Records from a data source:

───

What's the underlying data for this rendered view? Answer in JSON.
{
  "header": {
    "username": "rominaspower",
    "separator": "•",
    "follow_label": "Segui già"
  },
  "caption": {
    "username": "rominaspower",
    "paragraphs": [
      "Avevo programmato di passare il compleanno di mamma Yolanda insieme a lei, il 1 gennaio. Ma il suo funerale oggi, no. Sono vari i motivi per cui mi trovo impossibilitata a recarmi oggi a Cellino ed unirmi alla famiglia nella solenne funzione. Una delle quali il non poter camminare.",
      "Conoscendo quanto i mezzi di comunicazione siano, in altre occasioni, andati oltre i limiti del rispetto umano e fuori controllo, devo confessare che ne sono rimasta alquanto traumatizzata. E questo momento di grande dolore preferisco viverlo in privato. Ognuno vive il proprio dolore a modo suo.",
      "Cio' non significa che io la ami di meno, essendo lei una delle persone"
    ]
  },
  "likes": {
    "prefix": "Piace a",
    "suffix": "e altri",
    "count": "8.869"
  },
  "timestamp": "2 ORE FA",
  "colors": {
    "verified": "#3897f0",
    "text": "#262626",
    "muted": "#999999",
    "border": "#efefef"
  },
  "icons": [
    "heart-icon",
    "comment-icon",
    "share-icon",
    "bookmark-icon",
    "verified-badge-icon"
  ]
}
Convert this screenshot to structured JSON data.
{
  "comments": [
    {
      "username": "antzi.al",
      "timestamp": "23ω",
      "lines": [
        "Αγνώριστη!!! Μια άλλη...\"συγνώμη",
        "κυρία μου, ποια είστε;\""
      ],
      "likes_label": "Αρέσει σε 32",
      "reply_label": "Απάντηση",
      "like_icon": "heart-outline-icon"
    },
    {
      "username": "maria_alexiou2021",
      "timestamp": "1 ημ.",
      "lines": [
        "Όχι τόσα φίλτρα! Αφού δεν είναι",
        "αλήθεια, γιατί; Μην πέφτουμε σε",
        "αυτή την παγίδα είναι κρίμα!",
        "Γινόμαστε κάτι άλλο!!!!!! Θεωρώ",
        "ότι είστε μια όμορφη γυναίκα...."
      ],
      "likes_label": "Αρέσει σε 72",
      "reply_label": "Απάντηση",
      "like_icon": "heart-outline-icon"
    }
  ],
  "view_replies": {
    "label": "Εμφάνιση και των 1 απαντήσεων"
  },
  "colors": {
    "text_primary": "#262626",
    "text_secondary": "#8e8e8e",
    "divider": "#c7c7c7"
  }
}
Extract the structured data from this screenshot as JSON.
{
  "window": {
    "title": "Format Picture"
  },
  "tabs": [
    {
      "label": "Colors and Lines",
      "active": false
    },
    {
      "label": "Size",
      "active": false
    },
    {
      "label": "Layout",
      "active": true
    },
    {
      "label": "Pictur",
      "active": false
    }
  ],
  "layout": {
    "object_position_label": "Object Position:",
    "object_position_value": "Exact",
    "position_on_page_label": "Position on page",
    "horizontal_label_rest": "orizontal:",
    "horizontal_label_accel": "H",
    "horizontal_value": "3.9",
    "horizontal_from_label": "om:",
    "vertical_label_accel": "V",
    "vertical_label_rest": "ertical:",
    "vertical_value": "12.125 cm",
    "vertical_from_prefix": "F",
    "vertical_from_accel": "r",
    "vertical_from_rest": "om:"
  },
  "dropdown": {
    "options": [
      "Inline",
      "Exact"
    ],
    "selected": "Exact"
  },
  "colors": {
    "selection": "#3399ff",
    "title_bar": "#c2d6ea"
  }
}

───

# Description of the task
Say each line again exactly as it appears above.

# Answer space
What's the underlying data for this rendered view? Answer in JSON.
{
  "header": {
    "username": "rominaspower",
    "separator": "•",
    "follow_label": "Segui già"
  },
  "caption": {
    "username": "rominaspower",
    "paragraphs": [
      "Avevo programmato di passare il compleanno di mamma Yolanda insieme a lei, il 1 gennaio. Ma il suo funerale oggi, no. Sono vari i motivi per cui mi trovo impossibilitata a recarmi oggi a Cellino ed unirmi alla famiglia nella solenne funzione. Una delle quali il non poter camminare.",
      "Conoscendo quanto i mezzi di comunicazione siano, in altre occasioni, andati oltre i limiti del rispetto umano e fuori controllo, devo confessare che ne sono rimasta alquanto traumatizzata. E questo momento di grande dolore preferisco viverlo in privato. Ognuno vive il proprio dolore a modo suo.",
      "Cio' non significa che io la ami di meno, essendo lei una delle persone"
    ]
  },
  "likes": {
    "prefix": "Piace a",
    "suffix": "e altri",
    "count": "8.869"
  },
  "timestamp": "2 ORE FA",
  "colors": {
    "verified": "#3897f0",
    "text": "#262626",
    "muted": "#999999",
    "border": "#efefef"
  },
  "icons": [
    "heart-icon",
    "comment-icon",
    "share-icon",
    "bookmark-icon",
    "verified-badge-icon"
  ]
}
Convert this screenshot to structured JSON data.
{
  "comments": [
    {
      "username": "antzi.al",
      "timestamp": "23ω",
      "lines": [
        "Αγνώριστη!!! Μια άλλη...\"συγνώμη",
        "κυρία μου, ποια είστε;\""
      ],
      "likes_label": "Αρέσει σε 32",
      "reply_label": "Απάντηση",
      "like_icon": "heart-outline-icon"
    },
    {
      "username": "maria_alexiou2021",
      "timestamp": "1 ημ.",
      "lines": [
        "Όχι τόσα φίλτρα! Αφού δεν είναι",
        "αλήθεια, γιατί; Μην πέφτουμε σε",
        "αυτή την παγίδα είναι κρίμα!",
        "Γινόμαστε κάτι άλλο!!!!!! Θεωρώ",
        "ότι είστε μια όμορφη γυναίκα...."
      ],
      "likes_label": "Αρέσει σε 72",
      "reply_label": "Απάντηση",
      "like_icon": "heart-outline-icon"
    }
  ],
  "view_replies": {
    "label": "Εμφάνιση και των 1 απαντήσεων"
  },
  "colors": {
    "text_primary": "#262626",
    "text_secondary": "#8e8e8e",
    "divider": "#c7c7c7"
  }
}
Extract the structured data from this screenshot as JSON.
{
  "window": {
    "title": "Format Picture"
  },
  "tabs": [
    {
      "label": "Colors and Lines",
      "active": false
    },
    {
      "label": "Size",
      "active": false
    },
    {
      "label": "Layout",
      "active": true
    },
    {
      "label": "Pictur",
      "active": false
    }
  ],
  "layout": {
    "object_position_label": "Object Position:",
    "object_position_value": "Exact",
    "position_on_page_label": "Position on page",
    "horizontal_label_rest": "orizontal:",
    "horizontal_label_accel": "H",
    "horizontal_value": "3.9",
    "horizontal_from_label": "om:",
    "vertical_label_accel": "V",
    "vertical_label_rest": "ertical:",
    "vertical_value": "12.125 cm",
    "vertical_from_prefix": "F",
    "vertical_from_accel": "r",
    "vertical_from_rest": "om:"
  },
  "dropdown": {
    "options": [
      "Inline",
      "Exact"
    ],
    "selected": "Exact"
  },
  "colors": {
    "selection": "#3399ff",
    "title_bar": "#c2d6ea"
  }
}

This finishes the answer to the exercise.